Education for All (EFA)
What can governments do?
Start by making education a priority. Along with abolishing school fees, they must build classrooms, introduce mother-tongue teaching, organize community campaigns, set up scholarships to encourage girls’ schooling and mobilize community and religious leaders around education. Above all, they should hire, train and retain teachers, as an additional 10.3 million of them will be needed to reach the 2015 international targets. Where there’s a will, there’s a way – and that applies to governments as well as individuals.
- Redress inequalities in education across all six EFA goals
- Expand non-formal education in order to provide educational opportunities to those who drop out or never had access to education
- Improve educational quality in general, notably through teachers (training, deployment, recruitment, etc.), better learning environment (e.g. learning and teaching materials, school infrastructure, etc.) and relevant curriculum
- Increase funding for education (increase national spending on education + aid disbursements), improve the delivery of aid, and develop innovative financing modalities to mobilize additional resources.
- Enhance linkages between education and other development areas (health, nutrition, poverty reduction, environmental sustainability, etc.)
- Foster increased dialogue and collaboration between national governments, civil society organizations and the private sector

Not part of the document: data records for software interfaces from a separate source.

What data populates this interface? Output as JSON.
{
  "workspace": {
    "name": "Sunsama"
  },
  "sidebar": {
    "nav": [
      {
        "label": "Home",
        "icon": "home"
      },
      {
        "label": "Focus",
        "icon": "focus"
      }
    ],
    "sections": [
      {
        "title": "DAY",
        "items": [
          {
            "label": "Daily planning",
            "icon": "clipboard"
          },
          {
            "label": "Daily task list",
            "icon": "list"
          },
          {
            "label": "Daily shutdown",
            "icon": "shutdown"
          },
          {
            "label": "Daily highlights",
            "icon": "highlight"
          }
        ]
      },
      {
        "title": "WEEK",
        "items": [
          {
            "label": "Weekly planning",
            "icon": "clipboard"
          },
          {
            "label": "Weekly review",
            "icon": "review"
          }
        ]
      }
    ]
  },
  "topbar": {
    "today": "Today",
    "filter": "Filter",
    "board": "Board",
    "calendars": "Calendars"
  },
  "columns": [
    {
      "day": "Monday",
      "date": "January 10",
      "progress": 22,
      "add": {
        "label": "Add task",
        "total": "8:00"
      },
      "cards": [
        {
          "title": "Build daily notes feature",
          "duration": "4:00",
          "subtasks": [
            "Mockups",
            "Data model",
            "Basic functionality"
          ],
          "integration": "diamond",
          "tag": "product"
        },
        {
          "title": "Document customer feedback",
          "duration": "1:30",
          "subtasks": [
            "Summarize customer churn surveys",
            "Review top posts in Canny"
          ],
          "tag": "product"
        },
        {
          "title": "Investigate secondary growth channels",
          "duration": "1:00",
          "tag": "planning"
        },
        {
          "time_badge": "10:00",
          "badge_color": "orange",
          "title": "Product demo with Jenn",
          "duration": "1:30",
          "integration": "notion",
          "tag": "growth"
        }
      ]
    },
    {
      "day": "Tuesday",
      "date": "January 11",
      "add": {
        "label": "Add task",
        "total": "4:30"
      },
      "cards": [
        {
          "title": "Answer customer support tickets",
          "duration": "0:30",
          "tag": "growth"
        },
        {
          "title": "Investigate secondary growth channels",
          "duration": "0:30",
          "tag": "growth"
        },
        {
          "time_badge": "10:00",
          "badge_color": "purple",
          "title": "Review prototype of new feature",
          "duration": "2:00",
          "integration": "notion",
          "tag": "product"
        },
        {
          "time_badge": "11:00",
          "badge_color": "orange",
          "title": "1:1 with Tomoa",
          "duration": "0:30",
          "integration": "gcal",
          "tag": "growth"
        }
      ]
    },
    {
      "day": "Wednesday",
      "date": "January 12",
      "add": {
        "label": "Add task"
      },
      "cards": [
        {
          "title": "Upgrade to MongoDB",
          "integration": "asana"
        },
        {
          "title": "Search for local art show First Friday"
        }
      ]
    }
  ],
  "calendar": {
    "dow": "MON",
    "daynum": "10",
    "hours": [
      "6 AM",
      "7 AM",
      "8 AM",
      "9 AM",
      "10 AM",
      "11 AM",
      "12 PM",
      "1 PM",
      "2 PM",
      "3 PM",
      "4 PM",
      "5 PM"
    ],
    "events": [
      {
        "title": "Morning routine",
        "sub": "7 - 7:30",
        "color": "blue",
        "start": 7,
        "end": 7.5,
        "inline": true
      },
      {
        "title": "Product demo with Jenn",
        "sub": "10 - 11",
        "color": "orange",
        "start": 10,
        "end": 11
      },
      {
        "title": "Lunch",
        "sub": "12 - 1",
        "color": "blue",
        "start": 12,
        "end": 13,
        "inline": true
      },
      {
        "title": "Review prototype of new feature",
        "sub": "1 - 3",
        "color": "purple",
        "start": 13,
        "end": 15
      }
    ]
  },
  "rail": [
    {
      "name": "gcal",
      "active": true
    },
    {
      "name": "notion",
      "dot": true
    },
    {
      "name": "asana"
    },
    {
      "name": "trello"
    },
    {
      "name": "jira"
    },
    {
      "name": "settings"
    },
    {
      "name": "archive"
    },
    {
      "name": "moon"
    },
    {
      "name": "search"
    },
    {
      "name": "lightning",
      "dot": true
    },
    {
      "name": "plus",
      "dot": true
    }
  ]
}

- Raise the profile of education on the global policy agenda through increased and wide advocacy